**** Information ****

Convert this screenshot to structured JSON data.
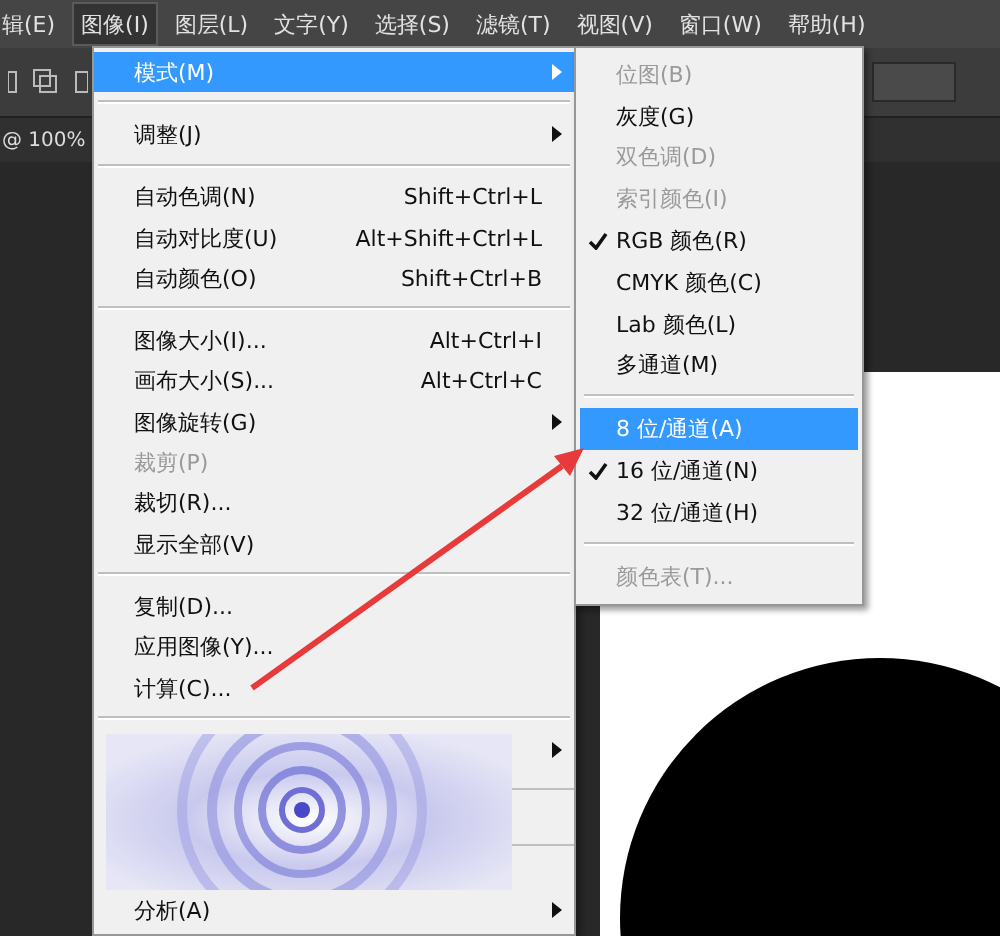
{
  "menubar": [
    {
      "label": "辑(E)",
      "selected": false
    },
    {
      "label": "图像(I)",
      "selected": true
    },
    {
      "label": "图层(L)",
      "selected": false
    },
    {
      "label": "文字(Y)",
      "selected": false
    },
    {
      "label": "选择(S)",
      "selected": false
    },
    {
      "label": "滤镜(T)",
      "selected": false
    },
    {
      "label": "视图(V)",
      "selected": false
    },
    {
      "label": "窗口(W)",
      "selected": false
    },
    {
      "label": "帮助(H)",
      "selected": false
    }
  ],
  "document_tab": {
    "label": "@ 100%"
  },
  "image_menu": [
    {
      "kind": "item",
      "label": "模式(M)",
      "has_submenu": true,
      "selected": true,
      "disabled": false
    },
    {
      "kind": "separator"
    },
    {
      "kind": "item",
      "label": "调整(J)",
      "has_submenu": true,
      "selected": false,
      "disabled": false
    },
    {
      "kind": "separator"
    },
    {
      "kind": "item",
      "label": "自动色调(N)",
      "shortcut": "Shift+Ctrl+L",
      "selected": false,
      "disabled": false
    },
    {
      "kind": "item",
      "label": "自动对比度(U)",
      "shortcut": "Alt+Shift+Ctrl+L",
      "selected": false,
      "disabled": false
    },
    {
      "kind": "item",
      "label": "自动颜色(O)",
      "shortcut": "Shift+Ctrl+B",
      "selected": false,
      "disabled": false
    },
    {
      "kind": "separator"
    },
    {
      "kind": "item",
      "label": "图像大小(I)...",
      "shortcut": "Alt+Ctrl+I",
      "selected": false,
      "disabled": false
    },
    {
      "kind": "item",
      "label": "画布大小(S)...",
      "shortcut": "Alt+Ctrl+C",
      "selected": false,
      "disabled": false
    },
    {
      "kind": "item",
      "label": "图像旋转(G)",
      "has_submenu": true,
      "selected": false,
      "disabled": false
    },
    {
      "kind": "item",
      "label": "裁剪(P)",
      "selected": false,
      "disabled": true
    },
    {
      "kind": "item",
      "label": "裁切(R)...",
      "selected": false,
      "disabled": false
    },
    {
      "kind": "item",
      "label": "显示全部(V)",
      "selected": false,
      "disabled": false
    },
    {
      "kind": "separator"
    },
    {
      "kind": "item",
      "label": "复制(D)...",
      "selected": false,
      "disabled": false
    },
    {
      "kind": "item",
      "label": "应用图像(Y)...",
      "selected": false,
      "disabled": false
    },
    {
      "kind": "item",
      "label": "计算(C)...",
      "selected": false,
      "disabled": false
    },
    {
      "kind": "separator"
    },
    {
      "kind": "picture",
      "has_submenu": true
    },
    {
      "kind": "item",
      "label": "分析(A)",
      "has_submenu": true,
      "selected": false
    }
  ],
  "mode_submenu": [
    {
      "kind": "item",
      "label": "位图(B)",
      "disabled": true,
      "checked": false,
      "selected": false
    },
    {
      "kind": "item",
      "label": "灰度(G)",
      "disabled": false,
      "checked": false,
      "selected": false
    },
    {
      "kind": "item",
      "label": "双色调(D)",
      "disabled": true,
      "checked": false,
      "selected": false
    },
    {
      "kind": "item",
      "label": "索引颜色(I)",
      "disabled": true,
      "checked": false,
      "selected": false
    },
    {
      "kind": "item",
      "label": "RGB 颜色(R)",
      "disabled": false,
      "checked": true,
      "selected": false
    },
    {
      "kind": "item",
      "label": "CMYK 颜色(C)",
      "disabled": false,
      "checked": false,
      "selected": false
    },
    {
      "kind": "item",
      "label": "Lab 颜色(L)",
      "disabled": false,
      "checked": false,
      "selected": false
    },
    {
      "kind": "item",
      "label": "多通道(M)",
      "disabled": false,
      "checked": false,
      "selected": false
    },
    {
      "kind": "separator"
    },
    {
      "kind": "item",
      "label": "8 位/通道(A)",
      "disabled": false,
      "checked": false,
      "selected": true
    },
    {
      "kind": "item",
      "label": "16 位/通道(N)",
      "disabled": false,
      "checked": true,
      "selected": false
    },
    {
      "kind": "item",
      "label": "32 位/通道(H)",
      "disabled": false,
      "checked": false,
      "selected": false
    },
    {
      "kind": "separator"
    },
    {
      "kind": "item",
      "label": "颜色表(T)...",
      "disabled": true,
      "checked": false,
      "selected": false
    }
  ]
}
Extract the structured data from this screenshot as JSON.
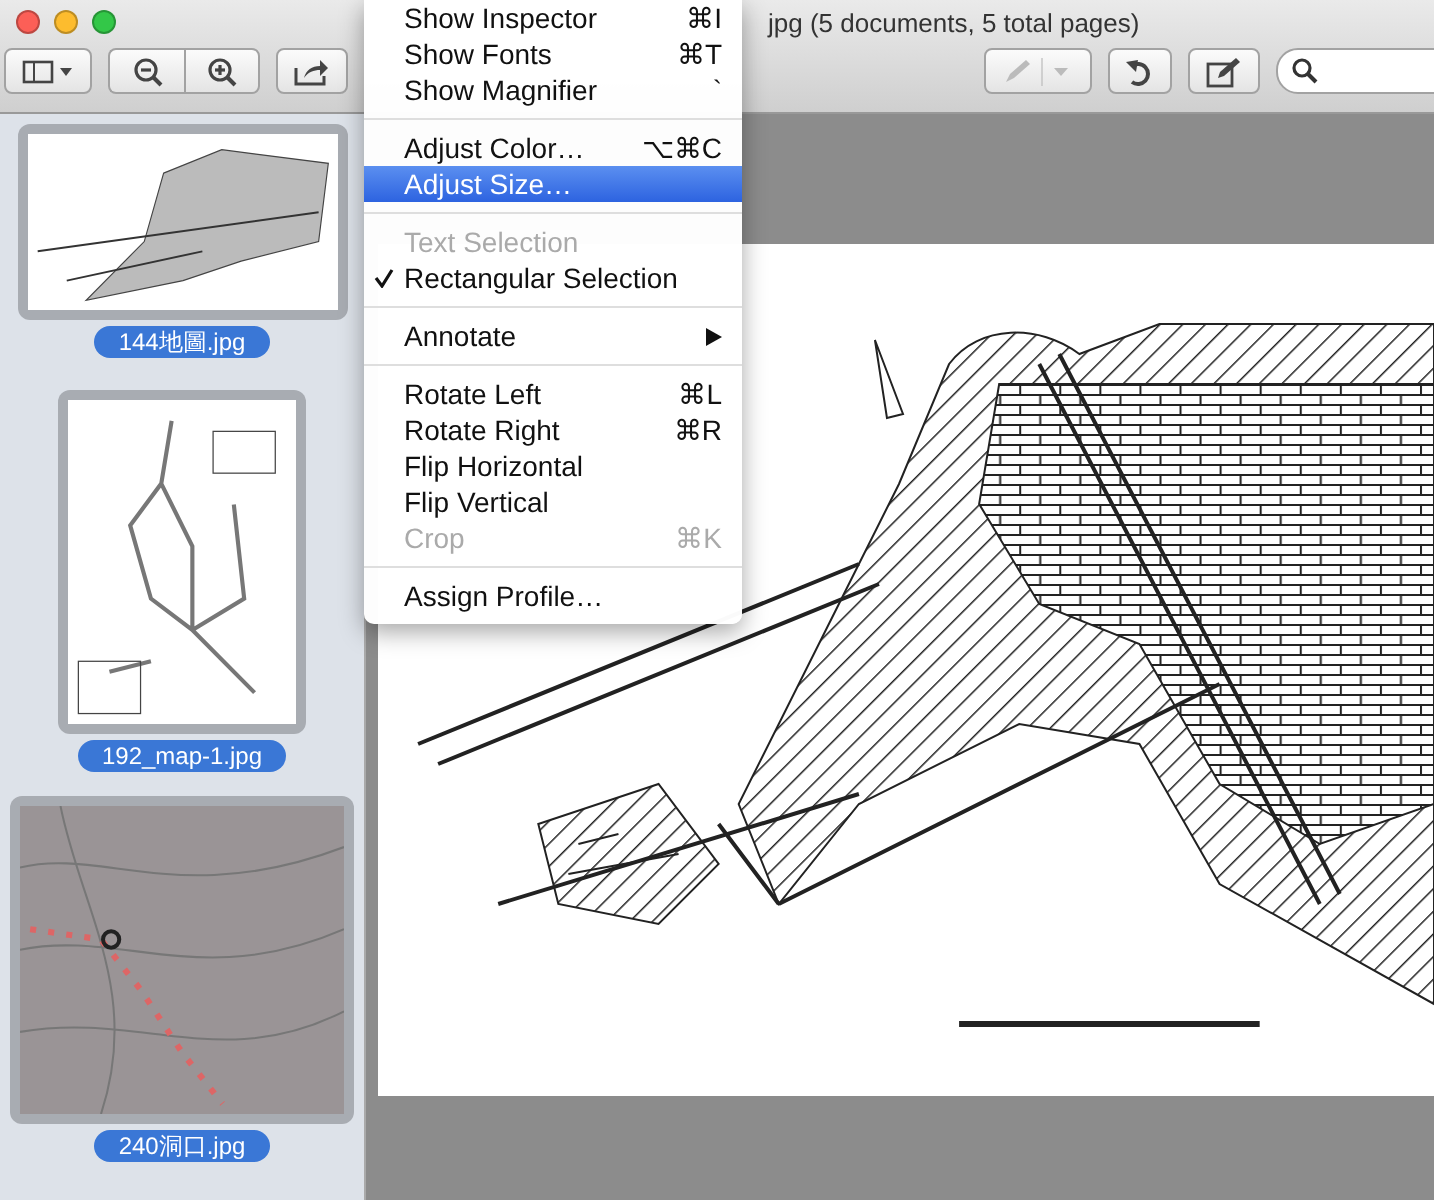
{
  "window": {
    "title": "jpg (5 documents, 5 total pages)"
  },
  "toolbar": {
    "annotate": {
      "disabled": true
    }
  },
  "sidebar": {
    "items": [
      {
        "label": "144地圖.jpg",
        "selected": true,
        "kind": "landscape"
      },
      {
        "label": "192_map-1.jpg",
        "selected": true,
        "kind": "portrait"
      },
      {
        "label": "240洞口.jpg",
        "selected": true,
        "kind": "square"
      }
    ]
  },
  "menu": {
    "items": [
      {
        "kind": "item",
        "label": "Show Inspector",
        "shortcut": "⌘I",
        "selected": false,
        "disabled": false,
        "checked": false
      },
      {
        "kind": "item",
        "label": "Show Fonts",
        "shortcut": "⌘T",
        "selected": false,
        "disabled": false,
        "checked": false
      },
      {
        "kind": "item",
        "label": "Show Magnifier",
        "shortcut": "`",
        "selected": false,
        "disabled": false,
        "checked": false
      },
      {
        "kind": "separator"
      },
      {
        "kind": "item",
        "label": "Adjust Color…",
        "shortcut": "⌥⌘C",
        "selected": false,
        "disabled": false,
        "checked": false
      },
      {
        "kind": "item",
        "label": "Adjust Size…",
        "selected": true,
        "disabled": false,
        "checked": false
      },
      {
        "kind": "separator"
      },
      {
        "kind": "item",
        "label": "Text Selection",
        "selected": false,
        "disabled": true,
        "checked": false
      },
      {
        "kind": "item",
        "label": "Rectangular Selection",
        "selected": false,
        "disabled": false,
        "checked": true
      },
      {
        "kind": "separator"
      },
      {
        "kind": "submenu",
        "label": "Annotate",
        "selected": false,
        "disabled": false,
        "checked": false
      },
      {
        "kind": "separator"
      },
      {
        "kind": "item",
        "label": "Rotate Left",
        "shortcut": "⌘L",
        "selected": false,
        "disabled": false,
        "checked": false
      },
      {
        "kind": "item",
        "label": "Rotate Right",
        "shortcut": "⌘R",
        "selected": false,
        "disabled": false,
        "checked": false
      },
      {
        "kind": "item",
        "label": "Flip Horizontal",
        "selected": false,
        "disabled": false,
        "checked": false
      },
      {
        "kind": "item",
        "label": "Flip Vertical",
        "selected": false,
        "disabled": false,
        "checked": false
      },
      {
        "kind": "item",
        "label": "Crop",
        "shortcut": "⌘K",
        "selected": false,
        "disabled": true,
        "checked": false
      },
      {
        "kind": "separator"
      },
      {
        "kind": "item",
        "label": "Assign Profile…",
        "selected": false,
        "disabled": false,
        "checked": false
      }
    ]
  }
}
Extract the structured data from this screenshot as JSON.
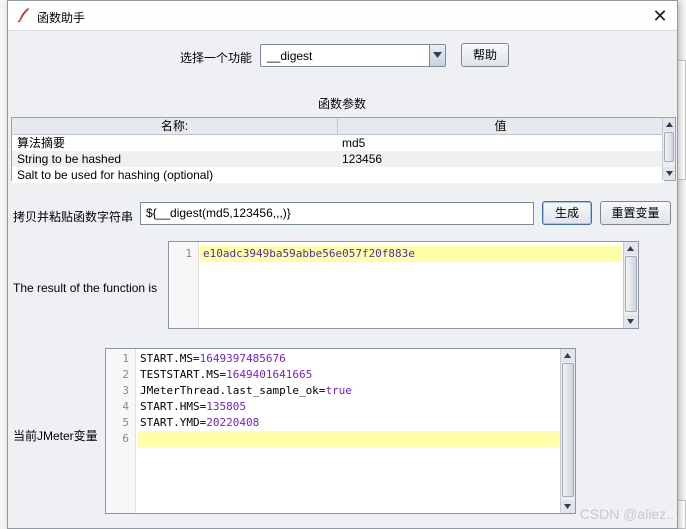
{
  "window": {
    "title": "函数助手",
    "close_glyph": "✕",
    "icon": "feather-icon"
  },
  "selector": {
    "label": "选择一个功能",
    "value": "__digest",
    "help_label": "帮助"
  },
  "params": {
    "heading": "函数参数",
    "columns": [
      "名称:",
      "值"
    ],
    "rows": [
      {
        "name": "算法摘要",
        "value": "md5"
      },
      {
        "name": "String to be hashed",
        "value": "123456"
      },
      {
        "name": "Salt to be used for hashing (optional)",
        "value": ""
      }
    ]
  },
  "function_string": {
    "label": "拷贝并粘贴函数字符串",
    "value": "${__digest(md5,123456,,,)}",
    "generate_label": "生成",
    "reset_label": "重置变量"
  },
  "result": {
    "label": "The result of the function is",
    "line_numbers": [
      "1"
    ],
    "lines": [
      "e10adc3949ba59abbe56e057f20f883e"
    ]
  },
  "variables": {
    "label": "当前JMeter变量",
    "line_numbers": [
      "1",
      "2",
      "3",
      "4",
      "5",
      "6"
    ],
    "lines": [
      {
        "key": "START.MS=",
        "val": "1649397485676"
      },
      {
        "key": "TESTSTART.MS=",
        "val": "1649401641665"
      },
      {
        "key": "JMeterThread.last_sample_ok=",
        "val": "true"
      },
      {
        "key": "START.HMS=",
        "val": "135805"
      },
      {
        "key": "START.YMD=",
        "val": "20220408"
      },
      {
        "key": "",
        "val": ""
      }
    ]
  },
  "watermark": "CSDN @aliez..",
  "colors": {
    "highlight_line": "#ffffaa",
    "variable_value": "#7a1fd6",
    "result_text": "#5a2ca0"
  }
}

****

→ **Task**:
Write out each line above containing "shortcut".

→ **Solution to the exercise**:
      "shortcut": "Shift+Ctrl+L",
      "shortcut": "Alt+Shift+Ctrl+L",
      "shortcut": "Shift+Ctrl+B",
      "shortcut": "Alt+Ctrl+I",
      "shortcut": "Alt+Ctrl+C",
        "shortcut": "⌘I",
        "shortcut": "⌘T",
        "shortcut": "`",
        "shortcut": "⌥⌘C",
        "shortcut": "⌘L",
        "shortcut": "⌘R",
        "shortcut": "⌘K",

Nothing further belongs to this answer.